District cuts costs but students have longer rides
The Garrison School buses generated fumes this week — and not just from their tailpipes.
Eight parents attended the school board meeting on Wednesday (Sept. 6) to vent about the bus service, which has been curtailed for 2023-24 as part of efforts to avoid asking residents to override a state-mandated limit on tax increases.
“What an outrage,” said Katie Cucchiarella, who lives on South Mountain Pass, in southern Philipstown, and told The Current that her first grader’s ride to school changed from 15 minutes to an hour. She is driving him to school but said he misses traveling with his friends. “It’s unfortunate,” she said.
During the spring budget process, Garrison cut its bus service from four 66-passenger vehicles to three large buses and a 20-passenger van. Joseph Jimick, the business administrator, said the move saved $120,000.
“The choice was a bus or a teacher,” he said.
While the buses can accommodate up to 300 students, Superintendent Carl Albano said ridership is usually 30 to 40 percent below capacity. The district also offers transportation for its high school students from the Garrison School to Haldane, O’Neill and Putnam Valley.
At the Wednesday meeting, Jimick said that “the routes are longer for everyone.” To make the system as fair as possible, the district is attempting to ensure that if a student has a long ride in the morning, the child will have a shorter ride in the afternoon.
Jimick also said that the buses no longer go through as many neighborhoods, stopping at or near driveways. Instead, the district created “community stops” that are not always within easy walking distance of home.
He said these issues were discussed in the spring when the district was seeking ways to cut costs and avoid a second consecutive request to taxpayers to override the cap. The board adopted a $12.56 million budget that included a 3.3 percent increase, matching its state cap for 2023-24. The year before, residents OK’d an override (which requires 60 percent approval) of 6.6 percent (the cap was 2.2 percent) but only after rejecting a request for a 9.18 percent hike.
Speaking at the meeting, Ned Rauch, who has two children at the school, said that the bus changes are the result of the board’s failure to ask for an override. “We got what we asked for, which was a lousy bus system,” he said.

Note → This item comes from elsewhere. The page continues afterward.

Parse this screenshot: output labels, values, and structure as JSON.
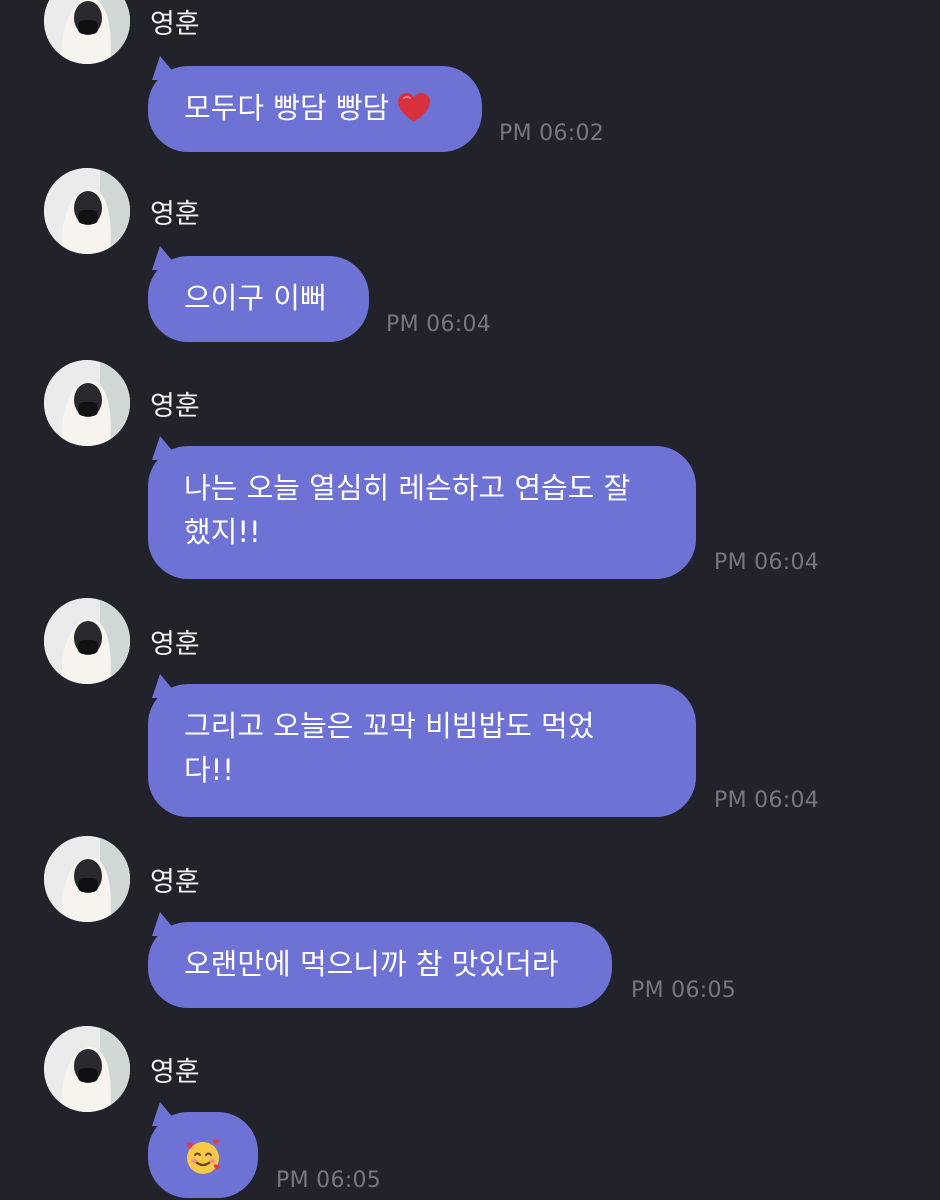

Rauch, who lives within 2 miles of the school, said that his children have a 10-minute ride in the morning and a 45-minute ride home in the afternoon. As a result, he picks them up after school. “It’s too long for little kids who are already exhausted at the end of the day,” he said.
Other parents expressed frustration with their community stops. Ryan Quinn, who has one child at Garrison and two at Haldane High School, said that the bus used to stop at her driveway in Continental Village but is now a 10-minute walk to a spot she says is dangerous. “Winston Lane has become a speedway,” she said, although she noted the time her children spend on the bus hasn’t changed much.

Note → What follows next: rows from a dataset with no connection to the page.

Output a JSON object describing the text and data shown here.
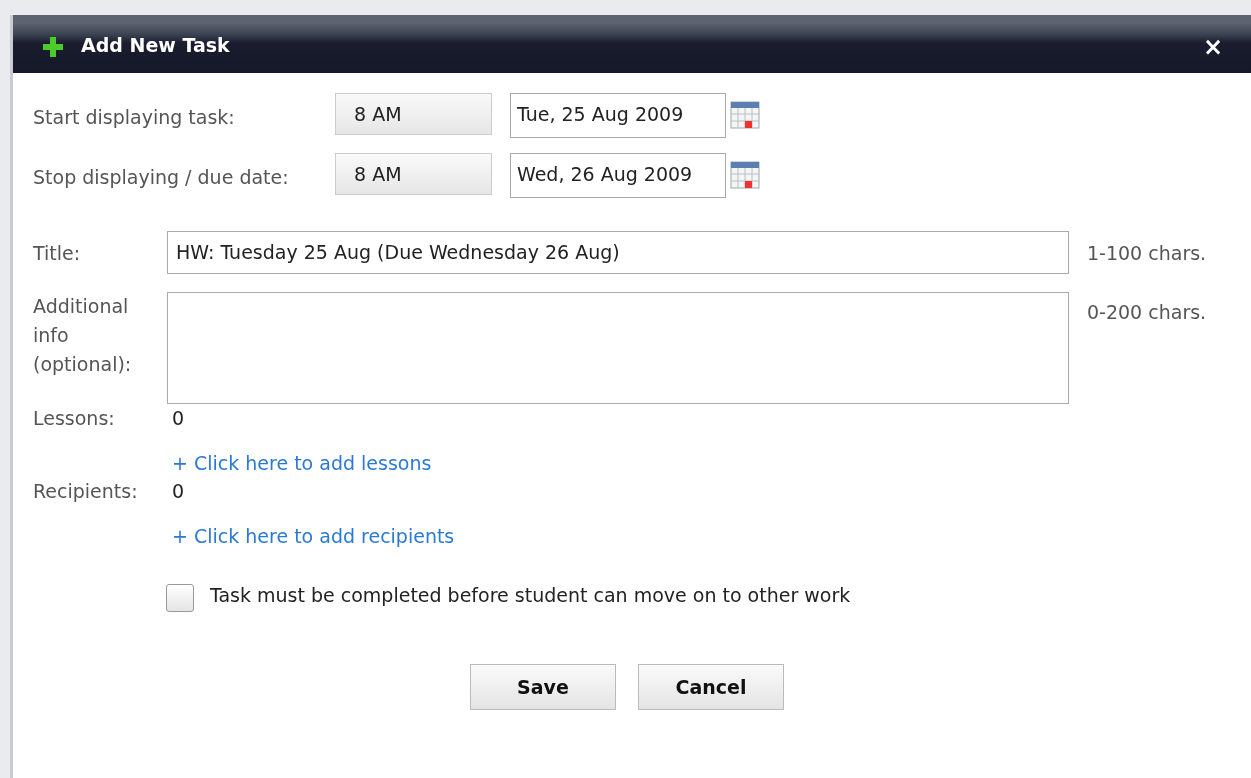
{
  "dialog": {
    "title": "Add New Task",
    "close": "×"
  },
  "schedule": [
    {
      "label": "Start displaying task:",
      "time": "8 AM",
      "date": "Tue, 25 Aug 2009"
    },
    {
      "label": "Stop displaying / due date:",
      "time": "8 AM",
      "date": "Wed, 26 Aug 2009"
    }
  ],
  "title_field": {
    "label": "Title:",
    "value": "HW: Tuesday 25 Aug (Due Wednesday 26 Aug)",
    "hint": "1-100 chars."
  },
  "info_field": {
    "label": "Additional info (optional):",
    "hint": "0-200 chars."
  },
  "lessons": {
    "label": "Lessons:",
    "count": "0",
    "link": "+ Click here to add lessons"
  },
  "recipients": {
    "label": "Recipients:",
    "count": "0",
    "link": "+ Click here to add recipients"
  },
  "must_complete": {
    "label": "Task must be completed before student can move on to other work",
    "checked": false
  },
  "buttons": [
    "Save",
    "Cancel"
  ]
}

Jimick added that bus-route challenges are not unusual during the first weeks of school. “There’s some tweaking that will have to take place,” he said.